TASK TO CARRY OUT -
From the entries, copy each line that includes "title".

GIVEN INFORMATION -

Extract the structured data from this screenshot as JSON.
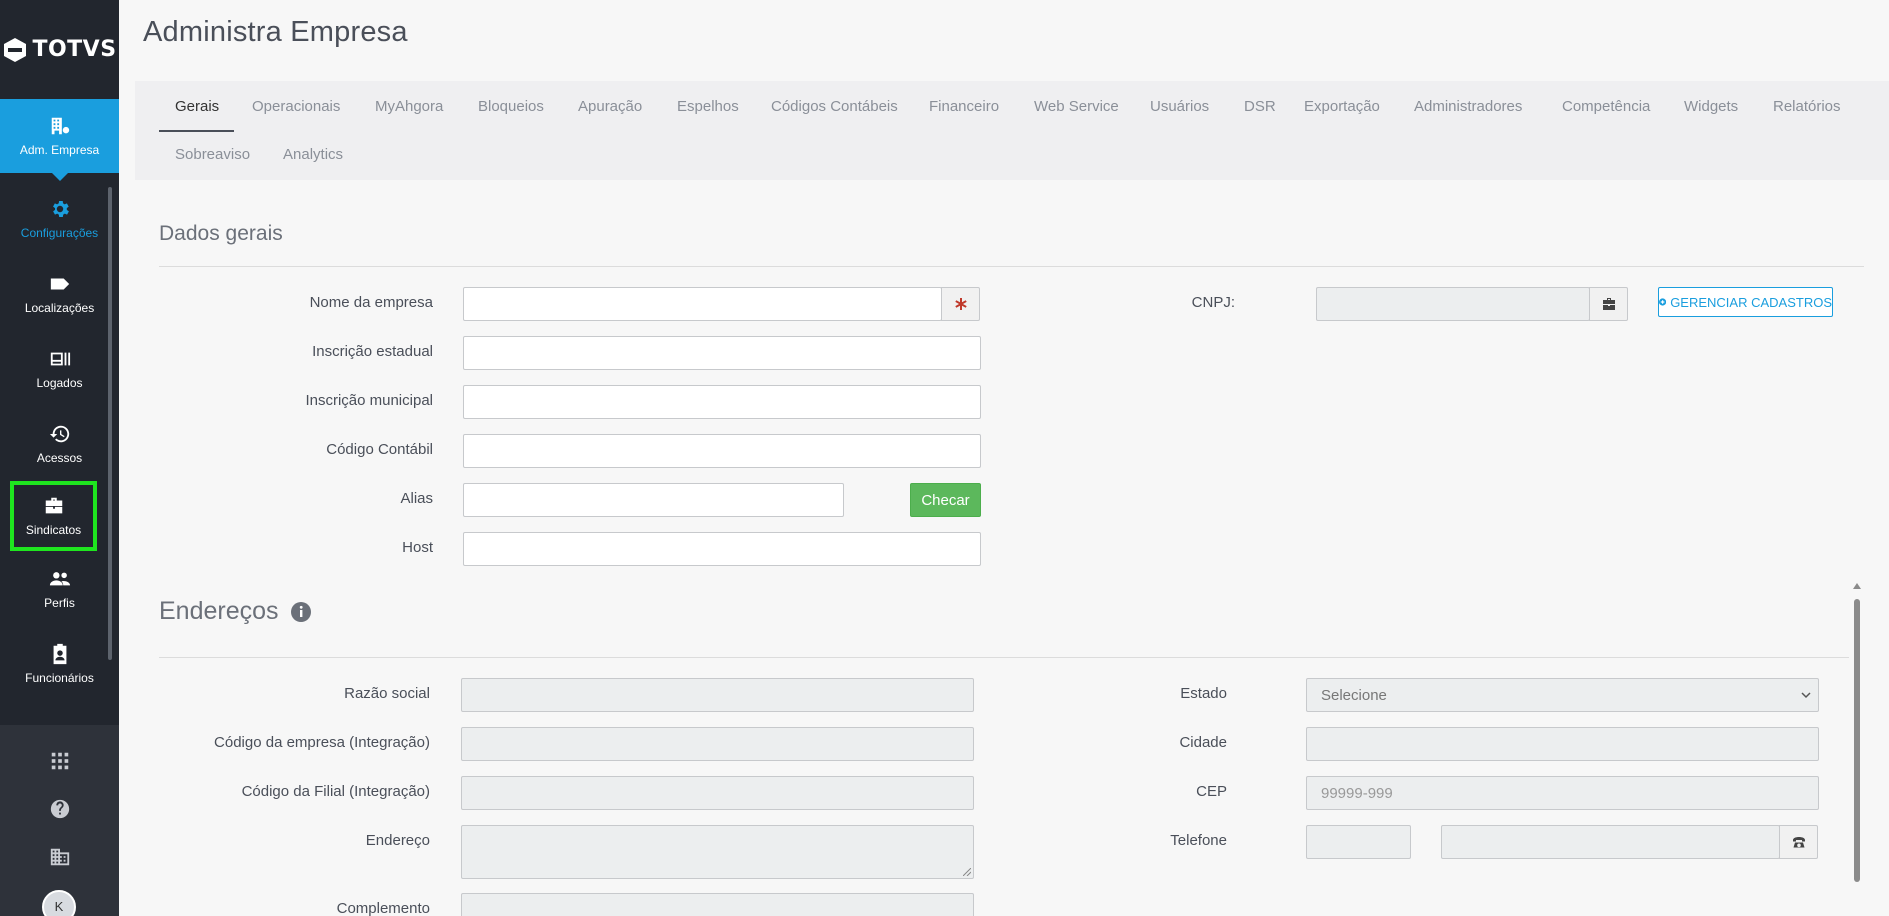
{
  "brand": {
    "logo_text": "TOTVS"
  },
  "sidebar": {
    "items": [
      {
        "label": "Adm. Empresa",
        "icon": "company-admin-icon"
      },
      {
        "label": "Configurações",
        "icon": "gear-icon"
      },
      {
        "label": "Localizações",
        "icon": "tag-icon"
      },
      {
        "label": "Logados",
        "icon": "id-card-icon"
      },
      {
        "label": "Acessos",
        "icon": "history-icon"
      },
      {
        "label": "Sindicatos",
        "icon": "briefcase-icon"
      },
      {
        "label": "Perfis",
        "icon": "users-icon"
      },
      {
        "label": "Funcionários",
        "icon": "badge-icon"
      }
    ],
    "bottom_icons": [
      "apps-grid-icon",
      "help-icon",
      "building-icon"
    ],
    "avatar_initial": "K"
  },
  "header": {
    "title": "Administra Empresa"
  },
  "tabs": [
    "Gerais",
    "Operacionais",
    "MyAhgora",
    "Bloqueios",
    "Apuração",
    "Espelhos",
    "Códigos Contábeis",
    "Financeiro",
    "Web Service",
    "Usuários",
    "DSR",
    "Exportação",
    "Administradores",
    "Competência",
    "Widgets",
    "Relatórios",
    "Sobreaviso",
    "Analytics"
  ],
  "active_tab": "Gerais",
  "dados_gerais": {
    "title": "Dados gerais",
    "nome_empresa_label": "Nome da empresa",
    "inscricao_estadual_label": "Inscrição estadual",
    "inscricao_municipal_label": "Inscrição municipal",
    "codigo_contabil_label": "Código Contábil",
    "alias_label": "Alias",
    "checar_label": "Checar",
    "host_label": "Host",
    "cnpj_label": "CNPJ:",
    "gerenciar_label": "GERENCIAR CADASTROS"
  },
  "enderecos": {
    "title": "Endereços",
    "razao_social_label": "Razão social",
    "codigo_empresa_label": "Código da empresa (Integração)",
    "codigo_filial_label": "Código da Filial (Integração)",
    "endereco_label": "Endereço",
    "complemento_label": "Complemento",
    "estado_label": "Estado",
    "estado_value": "Selecione",
    "cidade_label": "Cidade",
    "cep_label": "CEP",
    "cep_placeholder": "99999-999",
    "telefone_label": "Telefone"
  },
  "colors": {
    "sidebar_bg": "#22262e",
    "accent_blue": "#1a9ede",
    "checar_green": "#5cb85c",
    "highlight_box": "#1fe51f"
  }
}
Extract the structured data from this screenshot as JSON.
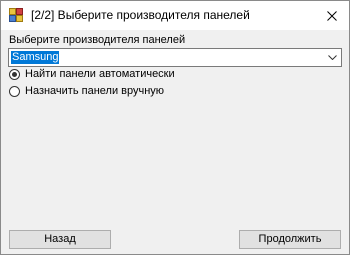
{
  "window": {
    "title": "[2/2] Выберите производителя панелей",
    "icon": "app-window-icon",
    "close_icon": "close-icon"
  },
  "form": {
    "label": "Выберите производителя панелей",
    "vendor_value": "Samsung",
    "options": [
      {
        "label": "Найти панели автоматически",
        "checked": true
      },
      {
        "label": "Назначить панели вручную",
        "checked": false
      }
    ]
  },
  "footer": {
    "back_label": "Назад",
    "continue_label": "Продолжить"
  },
  "colors": {
    "selection": "#0078d7",
    "window_bg": "#f0f0f0",
    "button_bg": "#e1e1e1"
  }
}
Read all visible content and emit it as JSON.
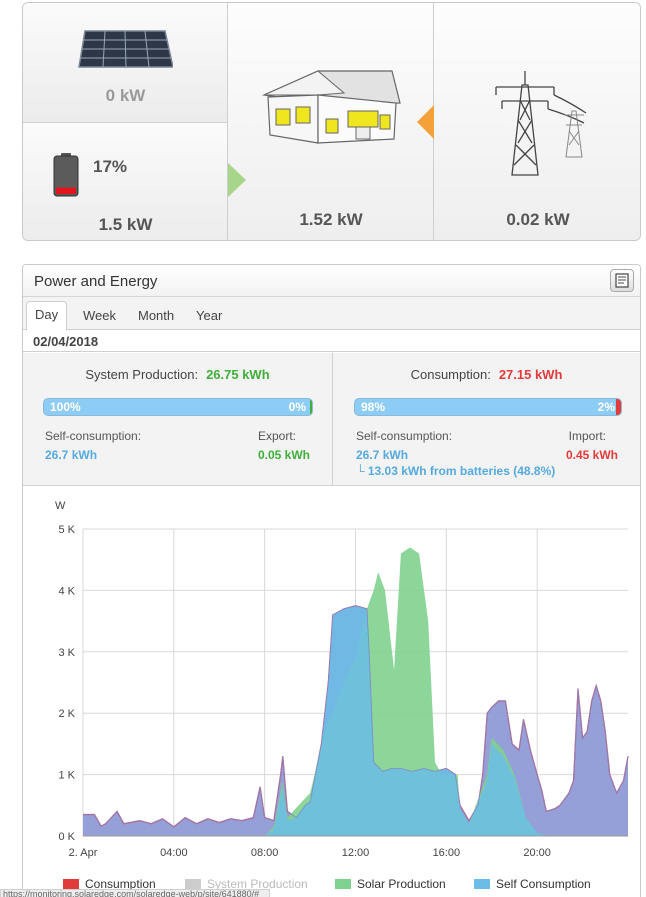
{
  "flow": {
    "pv_power": "0 kW",
    "battery_percent": "17%",
    "battery_power": "1.5 kW",
    "house_power": "1.52 kW",
    "grid_power": "0.02 kW",
    "battery_level": 0.17
  },
  "panel": {
    "title": "Power and Energy",
    "tabs": [
      "Day",
      "Week",
      "Month",
      "Year"
    ],
    "active_tab": "Day",
    "date": "02/04/2018"
  },
  "production": {
    "label": "System Production:",
    "value": "26.75 kWh",
    "bar_left": "100%",
    "bar_right": "0%",
    "self_label": "Self-consumption:",
    "self_value": "26.7 kWh",
    "export_label": "Export:",
    "export_value": "0.05 kWh"
  },
  "consumption": {
    "label": "Consumption:",
    "value": "27.15 kWh",
    "bar_left": "98%",
    "bar_right": "2%",
    "self_label": "Self-consumption:",
    "self_value": "26.7 kWh",
    "batteries_note": "└ 13.03 kWh from batteries (48.8%)",
    "import_label": "Import:",
    "import_value": "0.45 kWh"
  },
  "colors": {
    "consumption": "#e23b3b",
    "system_production": "#cccccc",
    "solar_production": "#7fd18f",
    "self_consumption": "#6bbde8",
    "consumption_fill": "#8f9ad6"
  },
  "chart_data": {
    "type": "area",
    "ylabel": "W",
    "y_ticks": [
      "0 K",
      "1 K",
      "2 K",
      "3 K",
      "4 K",
      "5 K"
    ],
    "ylim": [
      0,
      5000
    ],
    "x_ticks": [
      "2. Apr",
      "04:00",
      "08:00",
      "12:00",
      "16:00",
      "20:00"
    ],
    "xlim": [
      0,
      24
    ],
    "grid": true,
    "legend": [
      {
        "name": "Consumption",
        "color": "#e23b3b",
        "dimmed": false
      },
      {
        "name": "System Production",
        "color": "#cccccc",
        "dimmed": true
      },
      {
        "name": "Solar Production",
        "color": "#7fd18f",
        "dimmed": false
      },
      {
        "name": "Self Consumption",
        "color": "#6bbde8",
        "dimmed": false
      }
    ],
    "series": [
      {
        "name": "Consumption",
        "points": [
          [
            0,
            350
          ],
          [
            0.5,
            350
          ],
          [
            0.8,
            160
          ],
          [
            1,
            200
          ],
          [
            1.5,
            400
          ],
          [
            1.8,
            200
          ],
          [
            2.5,
            250
          ],
          [
            3,
            200
          ],
          [
            3.5,
            280
          ],
          [
            4,
            150
          ],
          [
            4.5,
            300
          ],
          [
            5,
            200
          ],
          [
            5.5,
            280
          ],
          [
            6,
            220
          ],
          [
            6.5,
            280
          ],
          [
            7,
            250
          ],
          [
            7.5,
            300
          ],
          [
            7.8,
            800
          ],
          [
            8,
            300
          ],
          [
            8.4,
            250
          ],
          [
            8.7,
            1000
          ],
          [
            8.8,
            1300
          ],
          [
            9,
            400
          ],
          [
            9.4,
            300
          ],
          [
            9.8,
            500
          ],
          [
            10,
            550
          ],
          [
            10.5,
            1500
          ],
          [
            10.8,
            2500
          ],
          [
            11,
            3600
          ],
          [
            11.5,
            3700
          ],
          [
            12,
            3750
          ],
          [
            12.5,
            3700
          ],
          [
            12.6,
            3000
          ],
          [
            12.8,
            1200
          ],
          [
            13.2,
            1050
          ],
          [
            13.6,
            1100
          ],
          [
            14,
            1100
          ],
          [
            14.5,
            1050
          ],
          [
            15,
            1100
          ],
          [
            15.5,
            1050
          ],
          [
            16,
            1100
          ],
          [
            16.4,
            1000
          ],
          [
            16.6,
            500
          ],
          [
            17,
            250
          ],
          [
            17.4,
            500
          ],
          [
            17.6,
            1000
          ],
          [
            17.8,
            2000
          ],
          [
            18,
            2100
          ],
          [
            18.3,
            2200
          ],
          [
            18.6,
            2200
          ],
          [
            18.9,
            1500
          ],
          [
            19.2,
            1400
          ],
          [
            19.4,
            1900
          ],
          [
            19.7,
            1400
          ],
          [
            20,
            1000
          ],
          [
            20.2,
            750
          ],
          [
            20.4,
            400
          ],
          [
            20.8,
            450
          ],
          [
            21,
            500
          ],
          [
            21.4,
            700
          ],
          [
            21.6,
            900
          ],
          [
            21.8,
            2400
          ],
          [
            22,
            1600
          ],
          [
            22.2,
            1700
          ],
          [
            22.4,
            2200
          ],
          [
            22.6,
            2450
          ],
          [
            22.8,
            2200
          ],
          [
            23,
            1700
          ],
          [
            23.2,
            1000
          ],
          [
            23.5,
            700
          ],
          [
            23.8,
            900
          ],
          [
            24,
            1300
          ]
        ]
      },
      {
        "name": "Solar Production",
        "points": [
          [
            0,
            0
          ],
          [
            8,
            0
          ],
          [
            8.4,
            150
          ],
          [
            8.8,
            900
          ],
          [
            9,
            300
          ],
          [
            9.5,
            500
          ],
          [
            10,
            700
          ],
          [
            10.2,
            1000
          ],
          [
            10.6,
            1700
          ],
          [
            11,
            2000
          ],
          [
            11.5,
            2500
          ],
          [
            12,
            2900
          ],
          [
            12.4,
            3600
          ],
          [
            12.8,
            4000
          ],
          [
            13,
            4300
          ],
          [
            13.3,
            4000
          ],
          [
            13.7,
            2700
          ],
          [
            14,
            4600
          ],
          [
            14.4,
            4700
          ],
          [
            14.8,
            4600
          ],
          [
            15.2,
            3500
          ],
          [
            15.5,
            1200
          ],
          [
            15.8,
            1000
          ],
          [
            16,
            1000
          ],
          [
            16.5,
            1000
          ],
          [
            16.6,
            400
          ],
          [
            17,
            200
          ],
          [
            17.8,
            1000
          ],
          [
            18,
            1600
          ],
          [
            18.5,
            1400
          ],
          [
            19,
            1000
          ],
          [
            19.5,
            300
          ],
          [
            20,
            50
          ],
          [
            20.5,
            0
          ],
          [
            24,
            0
          ]
        ]
      },
      {
        "name": "Self Consumption",
        "points": [
          [
            0,
            0
          ],
          [
            8,
            0
          ],
          [
            8.4,
            100
          ],
          [
            8.8,
            800
          ],
          [
            9,
            250
          ],
          [
            9.4,
            300
          ],
          [
            9.8,
            500
          ],
          [
            10,
            550
          ],
          [
            10.5,
            1500
          ],
          [
            10.8,
            2500
          ],
          [
            11,
            3600
          ],
          [
            11.5,
            3700
          ],
          [
            12,
            3750
          ],
          [
            12.5,
            3700
          ],
          [
            12.6,
            3000
          ],
          [
            12.8,
            1200
          ],
          [
            13.2,
            1050
          ],
          [
            13.6,
            1100
          ],
          [
            14,
            1100
          ],
          [
            14.5,
            1050
          ],
          [
            15,
            1100
          ],
          [
            15.5,
            1050
          ],
          [
            16,
            1100
          ],
          [
            16.4,
            1000
          ],
          [
            16.6,
            450
          ],
          [
            17,
            200
          ],
          [
            17.8,
            900
          ],
          [
            18,
            1500
          ],
          [
            18.5,
            1300
          ],
          [
            19,
            950
          ],
          [
            19.5,
            300
          ],
          [
            20,
            50
          ],
          [
            20.5,
            0
          ],
          [
            24,
            0
          ]
        ]
      }
    ]
  },
  "status_bar": "https://monitoring.solaredge.com/solaredge-web/p/site/641880/#"
}
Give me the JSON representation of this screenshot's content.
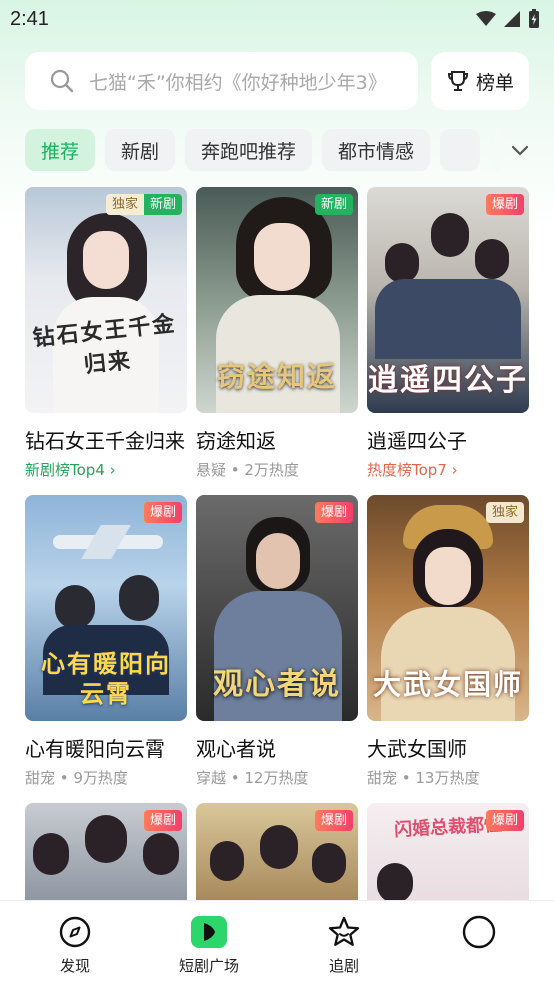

SOLUTION -
    "title": "Administra Empresa"
    "title": "Dados gerais",
    "title": "Endereços",
    "title": "[2/2] Выберите производителя панелей",
    "title": "Power and Energy",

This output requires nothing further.